### PROBLEM DESCRIPTION
Say only the number of lines in the entries below that contain "icon".

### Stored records
= Beginning of Section =

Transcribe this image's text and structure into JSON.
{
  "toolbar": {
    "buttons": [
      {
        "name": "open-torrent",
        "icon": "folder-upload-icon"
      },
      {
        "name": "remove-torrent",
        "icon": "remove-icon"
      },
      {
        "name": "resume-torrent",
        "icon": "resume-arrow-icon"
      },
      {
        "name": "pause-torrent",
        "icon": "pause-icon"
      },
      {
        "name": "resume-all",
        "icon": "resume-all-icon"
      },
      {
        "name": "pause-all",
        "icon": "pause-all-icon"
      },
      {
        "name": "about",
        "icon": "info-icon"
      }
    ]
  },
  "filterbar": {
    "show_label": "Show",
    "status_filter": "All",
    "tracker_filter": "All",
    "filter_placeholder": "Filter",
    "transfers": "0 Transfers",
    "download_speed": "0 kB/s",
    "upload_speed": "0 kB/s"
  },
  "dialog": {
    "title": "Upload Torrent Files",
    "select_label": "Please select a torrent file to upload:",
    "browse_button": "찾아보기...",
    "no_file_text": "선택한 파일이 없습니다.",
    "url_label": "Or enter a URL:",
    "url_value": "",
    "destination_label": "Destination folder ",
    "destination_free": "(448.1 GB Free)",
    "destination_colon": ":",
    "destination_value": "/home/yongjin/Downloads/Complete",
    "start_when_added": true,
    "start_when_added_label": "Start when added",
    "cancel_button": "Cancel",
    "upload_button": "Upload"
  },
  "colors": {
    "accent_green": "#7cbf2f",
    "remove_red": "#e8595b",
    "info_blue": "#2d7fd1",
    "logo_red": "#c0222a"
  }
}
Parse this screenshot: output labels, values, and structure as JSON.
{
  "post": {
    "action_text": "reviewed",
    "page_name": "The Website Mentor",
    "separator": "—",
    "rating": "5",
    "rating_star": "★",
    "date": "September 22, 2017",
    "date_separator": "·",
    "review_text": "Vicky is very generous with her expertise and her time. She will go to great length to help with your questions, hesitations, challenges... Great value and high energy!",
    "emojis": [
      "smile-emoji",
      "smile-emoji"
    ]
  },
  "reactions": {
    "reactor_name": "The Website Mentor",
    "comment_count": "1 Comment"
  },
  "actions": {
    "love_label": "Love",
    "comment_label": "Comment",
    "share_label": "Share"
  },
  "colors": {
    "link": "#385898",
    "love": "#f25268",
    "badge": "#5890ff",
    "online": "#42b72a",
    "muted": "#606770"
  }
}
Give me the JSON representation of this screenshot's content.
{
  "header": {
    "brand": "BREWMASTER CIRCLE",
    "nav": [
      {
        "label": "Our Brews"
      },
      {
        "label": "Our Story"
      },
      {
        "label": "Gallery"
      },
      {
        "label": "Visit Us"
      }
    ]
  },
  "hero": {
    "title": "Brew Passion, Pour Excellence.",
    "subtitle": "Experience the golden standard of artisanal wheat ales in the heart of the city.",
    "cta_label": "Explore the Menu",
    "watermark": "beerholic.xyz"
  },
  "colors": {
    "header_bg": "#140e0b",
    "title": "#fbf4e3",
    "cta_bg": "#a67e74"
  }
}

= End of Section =

### EXPECTED ANSWER
7